Hands: Hands should be over (that is, above) and in front of the horse’s withers, knuckles thirty degrees inside the vertical, hands slightly apart and making a straight line from horse’s mouth to rider’s elbow. Bight of reins may fall on either side.  (Note: Traditionally, the bight has been on the off-side of the horse for safety reasons when mounting.)

Basic Position: The eyes should be up and the shoulders back. Toes should be at an angle best suited to rider’s conformation: ankles flexed in, heels down, calf of leg in contact with horse and slightly behind girth.
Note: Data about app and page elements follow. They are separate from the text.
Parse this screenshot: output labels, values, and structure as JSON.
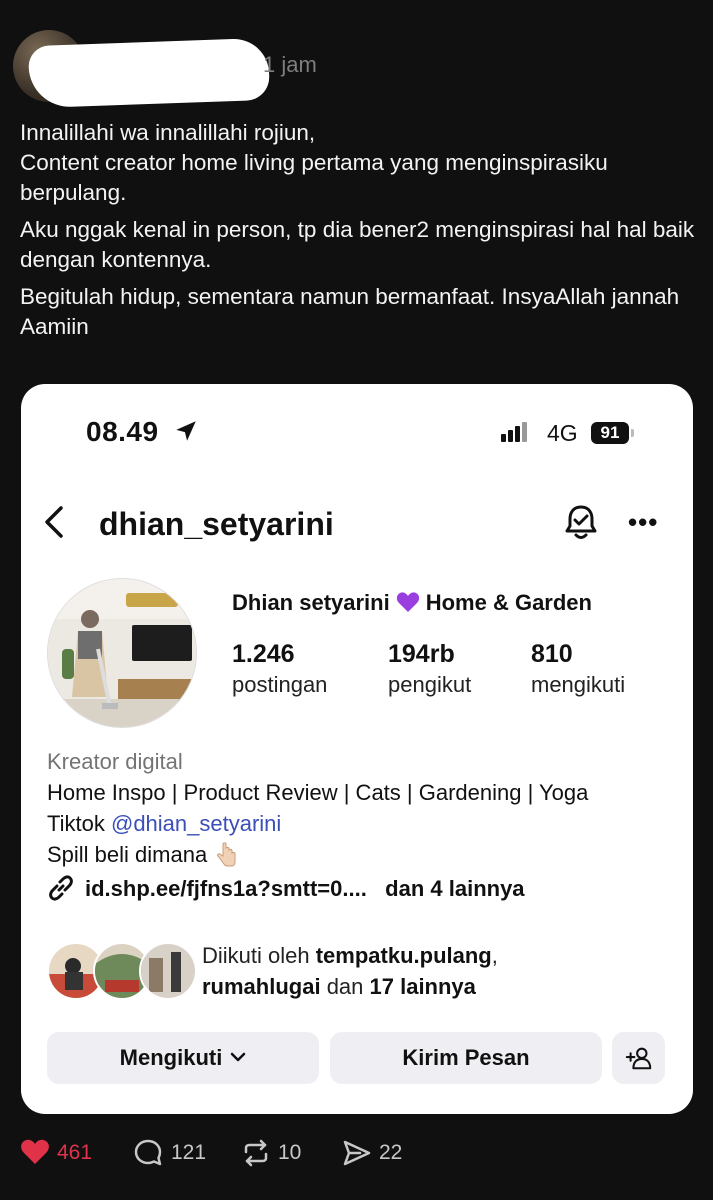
{
  "post": {
    "time": "1 jam",
    "paragraphs": [
      "Innalillahi wa innalillahi rojiun,\nContent creator home living pertama yang menginspirasiku berpulang.",
      "Aku nggak kenal in person, tp dia bener2 menginspirasi hal hal baik dengan kontennya.",
      "Begitulah hidup, sementara namun bermanfaat. InsyaAllah jannah Aamiin"
    ],
    "actions": {
      "likes": "461",
      "replies": "121",
      "reposts": "10",
      "shares": "22"
    },
    "colors": {
      "like": "#e0334a",
      "background": "#101010"
    }
  },
  "screenshot": {
    "status_bar": {
      "time": "08.49",
      "network": "4G",
      "battery": "91"
    },
    "profile": {
      "username": "dhian_setyarini",
      "name_part1": "Dhian setyarini",
      "name_part2": "Home & Garden",
      "stats": [
        {
          "value": "1.246",
          "label": "postingan"
        },
        {
          "value": "194rb",
          "label": "pengikut"
        },
        {
          "value": "810",
          "label": "mengikuti"
        }
      ],
      "category": "Kreator digital",
      "bio_line1": "Home Inspo | Product Review | Cats | Gardening | Yoga",
      "bio_tiktok_prefix": "Tiktok ",
      "bio_tiktok_handle": "@dhian_setyarini",
      "bio_line3": "Spill beli dimana",
      "link": "id.shp.ee/fjfns1a?smtt=0....",
      "link_more": "dan 4 lainnya",
      "followed_by": {
        "prefix": "Diikuti oleh ",
        "user1": "tempatku.pulang",
        "sep": ",",
        "user2": "rumahlugai",
        "mid": " dan ",
        "count": "17 lainnya"
      },
      "buttons": {
        "follow": "Mengikuti",
        "message": "Kirim Pesan"
      }
    }
  }
}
Iron should be on the ball of the foot and must not be tied to the girth.

General: Rider should have a workmanlike appearance, seat and hands light and supple, conveying the impression of complete control should any emergency arise.

A copy of the USEF Rule Book can be obtained from the following source:

United States Equestrian Federation
4047 Iron Works Parkway
Lexington, KY 40511
Phone: 859-258-2472
http://www.usef.org

The rider is properly sitting the canter and demonstrates a beautiful straight line between her elbow and the horse’s bit, as well as her leg being positioned so that a straight line is formed from her knee to the toe of her boot. Notice the downward stretch of her Achilles tendon, the mark of a secure rider.

Correcting a “Bad Spot” to the First Fence on Course

A common problem among hunter seat riders is finding a bad spot to the first fence in a class. It usually results from the rider coming out of his initial circle at too dull a pace, so that he looks at the first fence only to see a deep distance or a distance that is much too long for the amount of impulsion his horse has. This leaves him with two choices: (1) place the horse at the deep spot, then struggle to lengthen the horse’s strides to the second fence; or (2) try to jump from the long spot out of too little impulsion, in which case the horse will either make a dangerously weak attempt or will chip in, adding an extra stride at the base of the fence.

Often, when a rider meets a bad spot to the first fence in a couple of classes, he becomes so preoccupied with that fence that he spends the rest of the show worrying about it. If you have this problem, concentrate on using the time you have during the initial circle to steadily increase the horse’s pace. Look at the first line as you cross the centerline of the ring and keep your eyes riveted on it while driving the horse forward through the corner, preventing it from shortening its stride. Try to “override” the approach to the first line a little by having more impulsion than you think you need. By doing this, you will have about the right amount to the first fence and will find a better spot.

Boots & Bandages in Competition

According to the USEF Rule Book, in hunter seat equitation classes “boots and conservative colored bandages are permitted on the legs only.” This would include galloping boots, bell boots, ankle boots, and any bandages deemed “conservative” by the judge. Some typical colors for bandages are black, white, hunter green, and navy. Horse’s boots are usually black, brown, or white. The idea is to avoid wild colors, such as neon green, or patterns in either the bandages or boots.

In hunter classes, “boots, wraps, and bandages are prohibited. In the case of inclement weather, competition management may permit the use of bell boots.”

In jumper classes, boots and bandages are allowed.

Pictured are galloping boots to protect the front legs below the knee to the fetlock and bell boots to protect the soft tissue just above the hooves.
Ankle boots protect the bone and soft tissue in the fetlock area of the rear legs.